Mr Raab described such attitudes as "offensive" and called on the EU to show "respect" as such comments caused deep concern within Northern Ireland.

At his closing news conference at the summit, President Macron strongly denied that he had ever questioned British sovereignty, but insisted the UK must honour the commitments that Mr Johnson signed up to in the Brexit Withdrawal Agreement.

The French leader said: "On this topic, everyone should return to reason, and my wish is we succeed, collectively, to put in motion what we all decided upon together several months ago.

"We should do it in all calm and with mutual respect, and I think that polemics every morning are not helpful."

The continuing row over the implementation of the Northern Ireland Protocol in the agreement - intended to protect the peace process by ensuring there is no return to a hard border on the island of Ireland - overshadowed much of the summit.

Mr Johnson repeated his warning that he could unilaterally delay the latest checks on chilled meats moving from Great Britain to Northern Ireland, which are due to come into force at the end of June, unless there was a resolution to the dispute.

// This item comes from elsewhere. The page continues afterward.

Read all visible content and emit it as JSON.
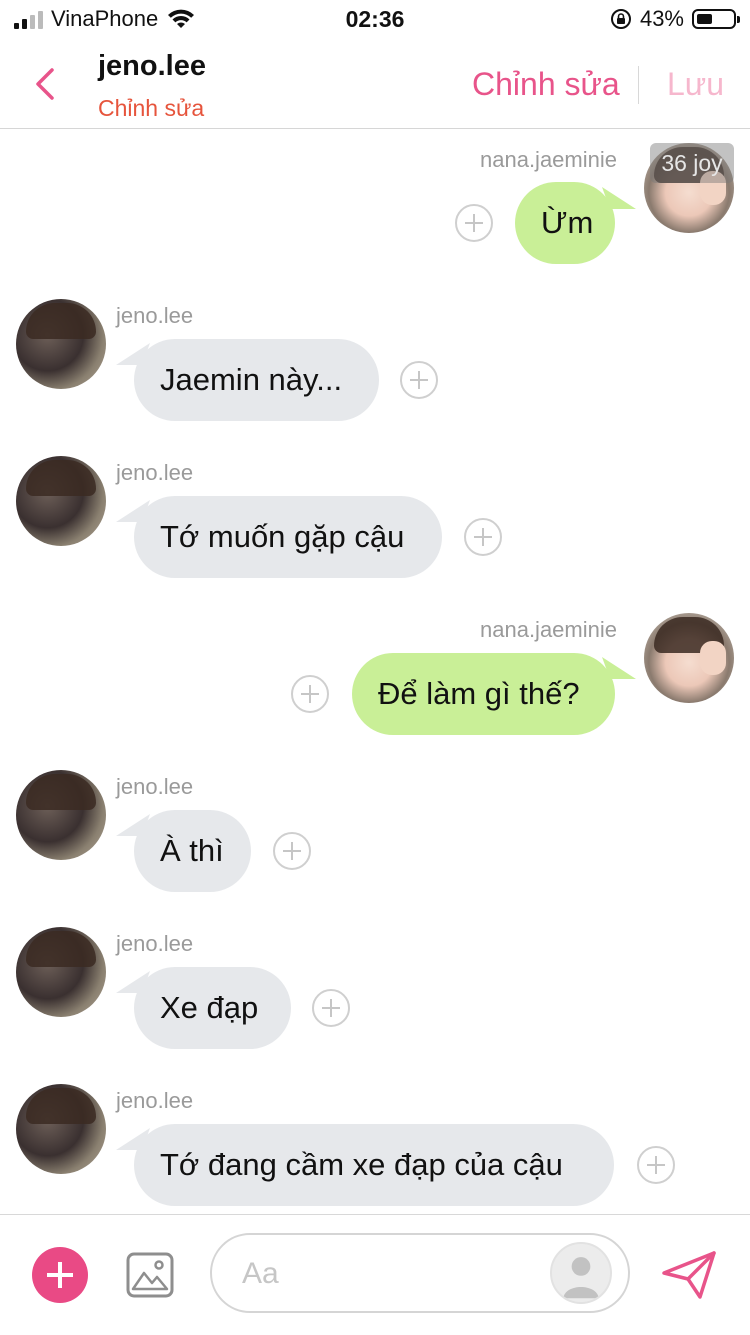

The EU has previously said that its patience is wearing "very, very thin" and had threatened to launch a trade war unless the UK abides by its treaty obligations.

Additional reporting PA